Problem statement ::
Nothing should differ between your answer and the records below.

╭─ Provided records

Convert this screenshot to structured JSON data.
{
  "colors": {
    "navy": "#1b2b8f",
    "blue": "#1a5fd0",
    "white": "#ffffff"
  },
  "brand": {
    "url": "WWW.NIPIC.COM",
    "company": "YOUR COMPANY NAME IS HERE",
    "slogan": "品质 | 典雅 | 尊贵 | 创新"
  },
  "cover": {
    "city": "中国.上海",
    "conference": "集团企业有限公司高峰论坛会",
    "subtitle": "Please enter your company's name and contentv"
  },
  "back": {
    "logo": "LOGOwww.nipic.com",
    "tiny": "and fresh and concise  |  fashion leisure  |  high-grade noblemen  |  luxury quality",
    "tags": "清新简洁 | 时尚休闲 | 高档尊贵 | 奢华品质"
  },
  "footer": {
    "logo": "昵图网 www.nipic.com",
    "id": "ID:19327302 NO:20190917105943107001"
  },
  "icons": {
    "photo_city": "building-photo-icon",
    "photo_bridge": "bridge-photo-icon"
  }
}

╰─

Solution to this problem ::
Convert this screenshot to structured JSON data.
{
  "colors": {
    "navy": "#1b2b8f",
    "blue": "#1a5fd0",
    "white": "#ffffff"
  },
  "brand": {
    "url": "WWW.NIPIC.COM",
    "company": "YOUR COMPANY NAME IS HERE",
    "slogan": "品质 | 典雅 | 尊贵 | 创新"
  },
  "cover": {
    "city": "中国.上海",
    "conference": "集团企业有限公司高峰论坛会",
    "subtitle": "Please enter your company's name and contentv"
  },
  "back": {
    "logo": "LOGOwww.nipic.com",
    "tiny": "and fresh and concise  |  fashion leisure  |  high-grade noblemen  |  luxury quality",
    "tags": "清新简洁 | 时尚休闲 | 高档尊贵 | 奢华品质"
  },
  "footer": {
    "logo": "昵图网 www.nipic.com",
    "id": "ID:19327302 NO:20190917105943107001"
  },
  "icons": {
    "photo_city": "building-photo-icon",
    "photo_bridge": "bridge-photo-icon"
  }
}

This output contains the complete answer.